When Brit­tany Hutchinson first locked eyes with a cheetah looking for a meal, the North­eastern Uni­ver­sity his­tory stu­dent on co-​​op at a Namibia con­ser­va­tion reserve, knew one thing: she could not show fear.

Despite the fact that she was never sep­a­rated from these preda­tors by more than a seven-​​foot wire barrier—which, she says, feels like no pro­tec­tion at all—she faced down big cats like the cheetah every time and never felt afraid. “I don’t know where I got the con­fi­dence,” she says now.

Last August to October, working through the inter­na­tional exchange edu­ca­tion pro­gram Geo­vi­sions, Hutchinson trav­eled from Boston to Namibia to pursue a vol­un­teer posi­tion at the Envi­ron­mental and Cheetah Con­ser­va­tion in Namibia. Then from October to Jan­uary, she worked at a smaller lion and baboon reserve in South Africa.

At first glance, it’s not clear why a person plan­ning to become a his­tory teacher would want to work so closely with big cats and other wild ani­mals. For Hutchinson, though, it was all about leaving her com­fort zone, throwing her­self into some­thing totally new, and trav­eling the world. “There’s so much I want to do in life. I want to suck every­thing I can out of the oppor­tu­ni­ties I encounter as a stu­dent,” she explains.

Hutchinson has no regrets, and says the expe­ri­ence changed her life immeasurably.

A lot of my friends were get­ting big engi­neering and finance co-​​ops, and I thought it was great. But when I started to look into co-​​op and the idea of trav­eling and vol­un­teering inter­na­tion­ally, it felt like the sky was the limit,” she adds. “I deter­mined that I had an oppor­tu­nity in front of me to do some­thing I will never get a chance in my life to do again.”

She embarked on her back-​​to-​​back inter­na­tional vol­un­teer expe­ri­ences last fall, arriving in Namibia dis­ori­ented after an exhausting two days of travel. She was also a little shell-​​shocked.

You’re in the middle of nowhere. You don’t know any­body. There are no reg­ular resources, like water and lights,” she says. “I was very unhappy for a couple of weeks, just trying to adjust and trying to feel good about my deci­sion to go there.”

Soon, though, she learned to adapt to the unfa­miliar con­di­tions, including water and elec­tricity short­ages and evenings spent lis­tening to the roar of the nearby felines.

Hutchinson spent her days res­cuing chee­tahs and leop­ards from nearby fields, where farmers trap them in an effort to pro­tect their herds. Often, she says, her morning would start with a simple phone mes­sage: “I’ve got a cheetah and a leopard for you.”

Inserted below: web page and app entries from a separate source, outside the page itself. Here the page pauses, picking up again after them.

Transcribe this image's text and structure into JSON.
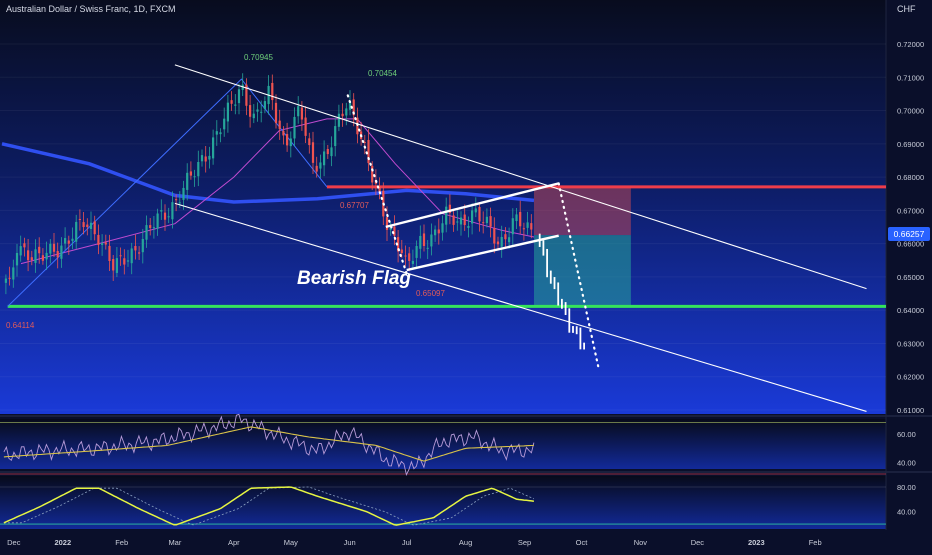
{
  "header": {
    "title": "Australian Dollar / Swiss Franc, 1D, FXCM",
    "currency": "CHF"
  },
  "colors": {
    "bull": "#26a69a",
    "bear": "#ef5350",
    "ma_long": "#2f4ff0",
    "ma_short": "#c04bd0",
    "support": "#35e35b",
    "resistance": "#ef3d4a",
    "price_badge": "#2962ff",
    "rsi": "#b79bd8",
    "rsi_signal": "#d8c24a",
    "osc": "#e6f542"
  },
  "main": {
    "price_label": "0.66257",
    "annotations": {
      "high1": "0.70945",
      "high2": "0.70454",
      "mid": "0.67707",
      "low_flag": "0.65097",
      "low_start": "0.64114",
      "pattern": "Bearish Flag"
    }
  },
  "chart_data": [
    {
      "type": "candlestick",
      "title": "Australian Dollar / Swiss Franc, 1D, FXCM",
      "ylim": [
        0.61,
        0.72
      ],
      "y_ticks": [
        "0.72000",
        "0.71000",
        "0.70000",
        "0.69000",
        "0.68000",
        "0.67000",
        "0.66000",
        "0.65000",
        "0.64000",
        "0.63000",
        "0.62000",
        "0.61000"
      ],
      "x_ticks": [
        "Dec",
        "2022",
        "Feb",
        "Mar",
        "Apr",
        "May",
        "Jun",
        "Jul",
        "Aug",
        "Sep",
        "Oct",
        "Nov",
        "Dec",
        "2023",
        "Feb"
      ],
      "key_points": [
        {
          "date": "2021-12-03",
          "price": 0.64114
        },
        {
          "date": "2022-04-05",
          "price": 0.70945
        },
        {
          "date": "2022-05-31",
          "price": 0.70454
        },
        {
          "date": "2022-05-20",
          "price": 0.67707
        },
        {
          "date": "2022-07-01",
          "price": 0.65097
        },
        {
          "date": "2022-09-06",
          "price": 0.66257
        }
      ],
      "close_path": [
        [
          "2021-12-01",
          0.654
        ],
        [
          "2021-12-03",
          0.643
        ],
        [
          "2021-12-08",
          0.66
        ],
        [
          "2021-12-20",
          0.655
        ],
        [
          "2022-01-05",
          0.662
        ],
        [
          "2022-01-12",
          0.666
        ],
        [
          "2022-01-20",
          0.663
        ],
        [
          "2022-01-28",
          0.652
        ],
        [
          "2022-02-07",
          0.658
        ],
        [
          "2022-02-17",
          0.665
        ],
        [
          "2022-02-28",
          0.672
        ],
        [
          "2022-03-10",
          0.68
        ],
        [
          "2022-03-20",
          0.69
        ],
        [
          "2022-03-30",
          0.7
        ],
        [
          "2022-04-05",
          0.708
        ],
        [
          "2022-04-12",
          0.697
        ],
        [
          "2022-04-20",
          0.705
        ],
        [
          "2022-04-28",
          0.69
        ],
        [
          "2022-05-06",
          0.7
        ],
        [
          "2022-05-12",
          0.684
        ],
        [
          "2022-05-20",
          0.687
        ],
        [
          "2022-05-25",
          0.694
        ],
        [
          "2022-05-31",
          0.703
        ],
        [
          "2022-06-06",
          0.695
        ],
        [
          "2022-06-13",
          0.679
        ],
        [
          "2022-06-20",
          0.667
        ],
        [
          "2022-06-28",
          0.659
        ],
        [
          "2022-07-01",
          0.652
        ],
        [
          "2022-07-08",
          0.66
        ],
        [
          "2022-07-15",
          0.663
        ],
        [
          "2022-07-22",
          0.668
        ],
        [
          "2022-07-29",
          0.666
        ],
        [
          "2022-08-05",
          0.67
        ],
        [
          "2022-08-12",
          0.665
        ],
        [
          "2022-08-19",
          0.66
        ],
        [
          "2022-08-26",
          0.667
        ],
        [
          "2022-09-02",
          0.664
        ],
        [
          "2022-09-06",
          0.66257
        ]
      ],
      "projection_path": [
        [
          "2022-09-09",
          0.66
        ],
        [
          "2022-09-13",
          0.652
        ],
        [
          "2022-09-16",
          0.647
        ],
        [
          "2022-09-21",
          0.641
        ],
        [
          "2022-09-24",
          0.636
        ],
        [
          "2022-09-28",
          0.633
        ],
        [
          "2022-10-01",
          0.63
        ],
        [
          "2022-10-04",
          0.628
        ]
      ],
      "moving_averages": [
        {
          "color_key": "ma_long",
          "values": [
            [
              "2021-11-30",
              0.69
            ],
            [
              "2022-01-15",
              0.684
            ],
            [
              "2022-03-01",
              0.6745
            ],
            [
              "2022-04-01",
              0.6725
            ],
            [
              "2022-05-15",
              0.6735
            ],
            [
              "2022-07-01",
              0.676
            ],
            [
              "2022-08-01",
              0.675
            ],
            [
              "2022-09-06",
              0.673
            ]
          ]
        },
        {
          "color_key": "ma_short",
          "values": [
            [
              "2021-12-10",
              0.654
            ],
            [
              "2022-01-20",
              0.66
            ],
            [
              "2022-03-01",
              0.666
            ],
            [
              "2022-04-01",
              0.68
            ],
            [
              "2022-04-25",
              0.694
            ],
            [
              "2022-05-20",
              0.6975
            ],
            [
              "2022-06-05",
              0.6975
            ],
            [
              "2022-06-25",
              0.684
            ],
            [
              "2022-07-20",
              0.669
            ],
            [
              "2022-08-20",
              0.664
            ],
            [
              "2022-09-06",
              0.662
            ]
          ]
        }
      ],
      "horizontal_levels": [
        {
          "color_key": "support",
          "price": 0.64114,
          "from": "2021-12-03"
        },
        {
          "color_key": "resistance",
          "price": 0.67707,
          "from": "2022-05-20"
        }
      ],
      "trendlines": [
        [
          [
            "2022-03-01",
            0.71372
          ],
          [
            "2023-02-28",
            0.64648
          ]
        ],
        [
          [
            "2022-03-01",
            0.6721
          ],
          [
            "2023-02-28",
            0.60957
          ]
        ],
        [
          [
            "2022-06-20",
            0.66504
          ],
          [
            "2022-09-19",
            0.67811
          ]
        ],
        [
          [
            "2022-07-01",
            0.65207
          ],
          [
            "2022-09-19",
            0.66238
          ]
        ]
      ],
      "dotted_paths": [
        [
          [
            "2022-05-31",
            0.70454
          ],
          [
            "2022-07-01",
            0.65097
          ]
        ],
        [
          [
            "2022-09-19",
            0.67811
          ],
          [
            "2022-10-10",
            0.62255
          ]
        ]
      ],
      "wedge": [
        [
          "2021-12-03",
          0.64114
        ],
        [
          "2022-04-05",
          0.70945
        ],
        [
          "2022-05-20",
          0.67707
        ]
      ],
      "trade_box": {
        "from": "2022-09-06",
        "to": "2022-10-27",
        "stop": 0.67707,
        "entry": 0.66257,
        "target": 0.64114
      }
    },
    {
      "type": "line",
      "title": "",
      "ylim": [
        32,
        74
      ],
      "y_ticks": [
        "60.00",
        "40.00"
      ],
      "series": [
        {
          "color_key": "rsi",
          "values": [
            [
              "2021-12-01",
              45
            ],
            [
              "2021-12-20",
              48
            ],
            [
              "2022-01-20",
              50
            ],
            [
              "2022-02-20",
              55
            ],
            [
              "2022-03-20",
              64
            ],
            [
              "2022-04-05",
              70
            ],
            [
              "2022-04-25",
              58
            ],
            [
              "2022-05-15",
              48
            ],
            [
              "2022-06-01",
              62
            ],
            [
              "2022-06-20",
              42
            ],
            [
              "2022-07-05",
              36
            ],
            [
              "2022-07-20",
              55
            ],
            [
              "2022-08-05",
              58
            ],
            [
              "2022-08-20",
              48
            ],
            [
              "2022-09-06",
              49
            ]
          ]
        },
        {
          "color_key": "rsi_signal",
          "values": [
            [
              "2021-12-01",
              44
            ],
            [
              "2022-01-15",
              48
            ],
            [
              "2022-02-25",
              52
            ],
            [
              "2022-04-10",
              65
            ],
            [
              "2022-05-10",
              58
            ],
            [
              "2022-06-15",
              52
            ],
            [
              "2022-07-10",
              41
            ],
            [
              "2022-08-01",
              50
            ],
            [
              "2022-09-06",
              52
            ]
          ]
        }
      ]
    },
    {
      "type": "line",
      "title": "",
      "ylim": [
        12,
        88
      ],
      "y_ticks": [
        "80.00",
        "40.00"
      ],
      "series": [
        {
          "color_key": "osc",
          "values": [
            [
              "2021-12-01",
              22
            ],
            [
              "2021-12-20",
              48
            ],
            [
              "2022-01-08",
              78
            ],
            [
              "2022-01-20",
              78
            ],
            [
              "2022-02-10",
              45
            ],
            [
              "2022-03-01",
              18
            ],
            [
              "2022-03-25",
              45
            ],
            [
              "2022-04-10",
              78
            ],
            [
              "2022-05-01",
              80
            ],
            [
              "2022-05-15",
              65
            ],
            [
              "2022-06-10",
              40
            ],
            [
              "2022-06-25",
              18
            ],
            [
              "2022-07-15",
              30
            ],
            [
              "2022-08-01",
              65
            ],
            [
              "2022-08-15",
              78
            ],
            [
              "2022-08-28",
              60
            ],
            [
              "2022-09-06",
              57
            ]
          ]
        }
      ]
    }
  ]
}
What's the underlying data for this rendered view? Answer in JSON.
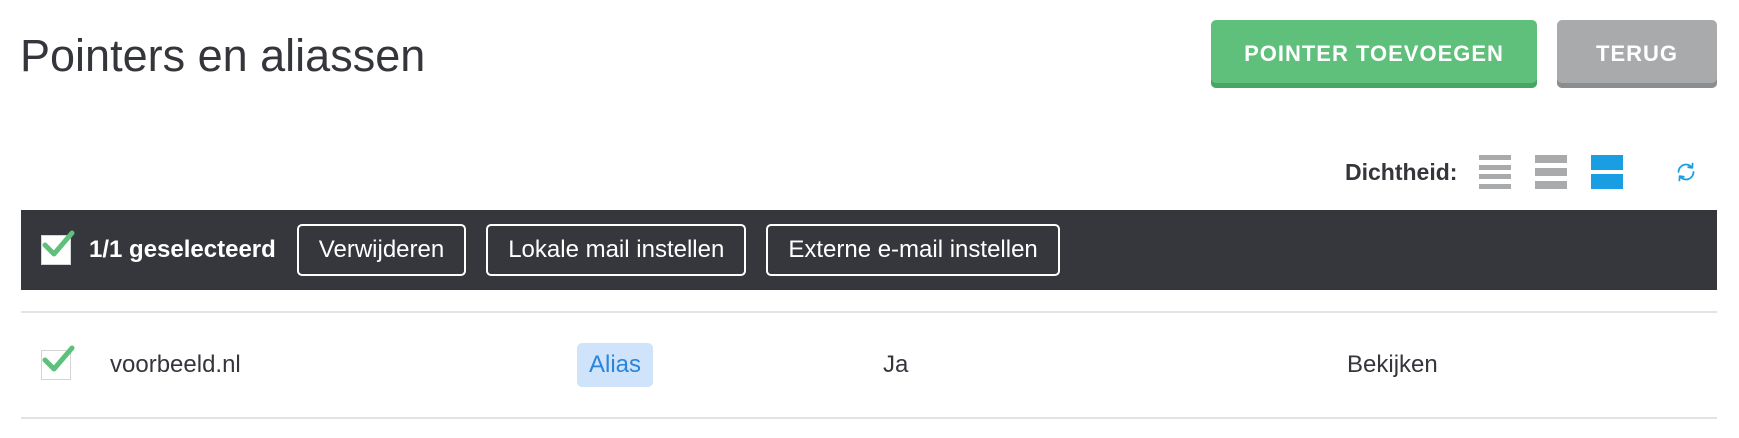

On the reserve, she spent most of her day cleaning up after the ani­mals, or helping to feed them. It was during the feed­ings where she learned to stand her ground against the aggres­sive cats.

Forget what you’ve seen on TV. These ani­mals are enor­mous. They never take their eyes off you. The males are incred­ibly ter­ri­to­rial and they’re not a fan of people,” she recounts. “When you drag the meat up to their fenced-​​in area to feed them, they’ll rush the fence.”

Yet, Hutchinson main­tains that the expe­ri­ence was inspi­ra­tional. “The whole focus of sharing the planet and catering to ani­mals was really impor­tant to me,” she says. “I learned to be con­fi­dent and brave, and devel­oped a greater respect and appre­ci­a­tion for our planet.”